When you look at the chaotic drips of a Jackson Pollock painting or the intense fields of pure color of a Mark Rothko canvas, your first thought might not be that both grew out of a government program.
In the 1930s, in the depths of the Great Depression, the Federal Art Project, an arm of the Works Progress Administration, commissioned some 10,000 artists all over the nation to teach, research and create art.
In her new historical novel, The Muralist, B.A. Shapiro imagines a story based amid the birth of abstract expressionism, America's first original style of art, and the real-life friendships of some of the young artists who worked on FAP projects in New York City in the late 1930s and early '40s. Not yet famous but bursting with talent and ambition, Willem de Kooning, Lee Krasner, Jackson Pollock and Mark Rothko were all there in those years.
Shapiro links them all with a fictional artist, Alizée Benoit, who is the main character of The Muralist. The book alternates between two time periods: Alizée's life in New York in 1939-40, and the present day, when her great-niece, an art researcher named Danielle Abrams, embarks on a quest to discover what happened to her mysterious ancestor.
According to family lore and two paintings that seem to be all that is left of her work, Alizée was a brilliant, innovative young painter and an influence on her later-famous friends — but she disappeared without a trace in 1940, and her work has been forgotten.
Danielle, who works for Christie's auction house, accidentally discovers pieces of canvas, apparently cut from a larger painting, hidden on the backs of newly-found works that may be by Krasner, Pollock and Rothko. She sees a similarity to her great-aunt's surviving work and is determined to track down the truth about the woman who was "the reason I studied art in the first place."

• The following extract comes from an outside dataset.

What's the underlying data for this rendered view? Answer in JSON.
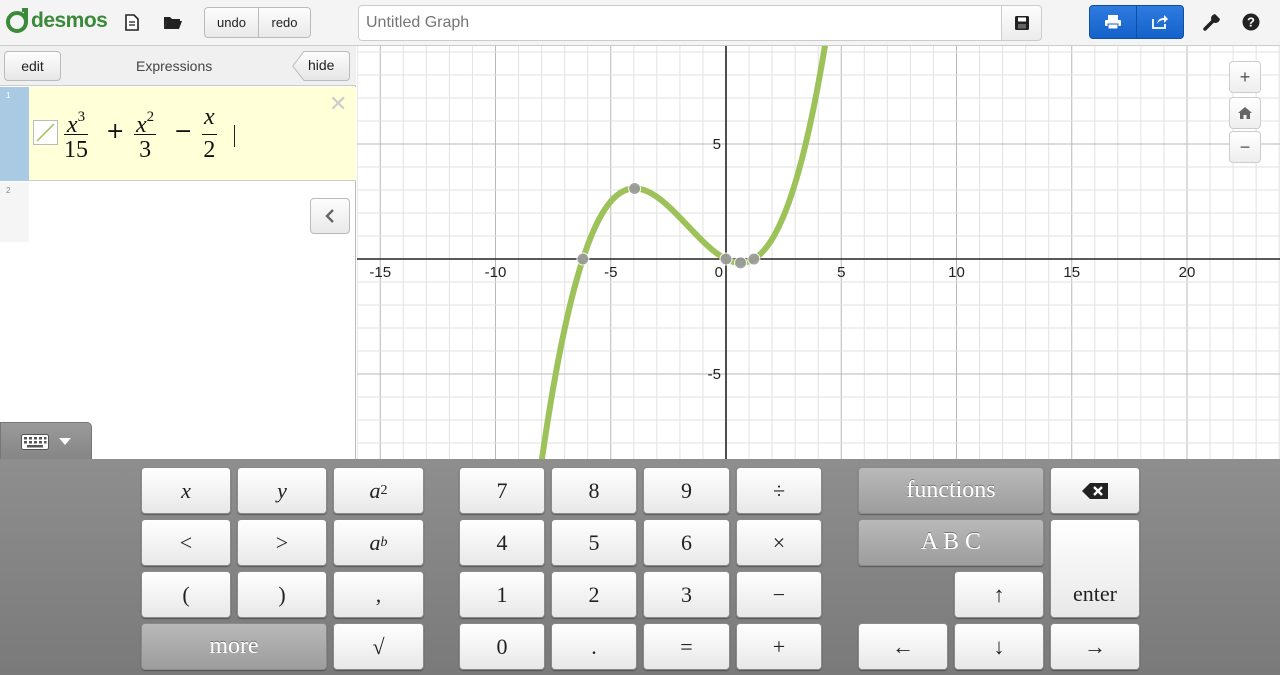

In the chapters that tell Alizée's story, we learn that she had plenty of secrets. Born in the United States to French Jewish parents, Alizée was sent back to France along with her brother, Henrí, after their parents died in a horrific accident, to be raised by their uncle and aunt.
Alizée returned to the United States to pursue her art career, but in 1939 the rest of her family is still in France and becoming ever more fearful under the shadow of Germany's growing power under Hitler. Alizée swings from the euphoria of discovering her artistic powers (and carrying on an affair with Rothko) to the distress she feels as her aunt, brother and cousin send her increasingly desperate letters imploring her to help them get visas to join her in the United States. Living hand to mouth on her FAP stipend, Alizée struggles to figure out some way to rescue them.
And then Eleanor Roosevelt shows up at the warehouse where Alizée, Krasner and other artists are working on a mural project. A serendipitous meeting between the first lady and Alizée will set in motion a series of events that link art, politics, American isolationism and Alizée's increasingly fragile mental state.
Shapiro, whose last novel was The Art Forger, has written about artists before, and she grounds this story in the biographies of the leading abstract expressionists and the history of that movement. Most vivid among those characters are Krasner, who is Alizée's close and supportive friend and a strong female counterpart to the boys' club around them, and Rothko, whose own struggles with severe depression make him sympathetic to Alizée's emotional turmoil.
Shapiro also weaves into her story some of the more shameful aspects of U.S. history in the years just before the nation entered World War II, including the anti-Semitic activities of Assistant Secretary of State Breckenridge Long, who blocked as many as 190,000 visas for Jewish refugees fleeing the Nazis, and the tragic story of the SS St. Louis, a ship bearing more than 900 German Jews, who were refused entrance to Cuba and the United States and forced to return to Europe, where many died in Nazi concentration camps.
Even Alizée's artist friends reflect the intense isolationism common among Americans in those years before Pearl Harbor; indeed, the abstract expressionists take it a step further in their rejection of political content in art. When Alizée and Rothko go to see Picasso's great antiwar painting Guernica, Rothko says, "It's good, I'll give him that. ... But propaganda has no place in art."
Shapiro keeps her story moving at a brisk pace as she cuts back and forth between Alizée's life and Danielle's reconstruction of it. It's a portrait in bold strokes, and one well worth experiencing.
Contact Colette Bancroft at email@example.com or (727) 893-8435. Follow @colettemb.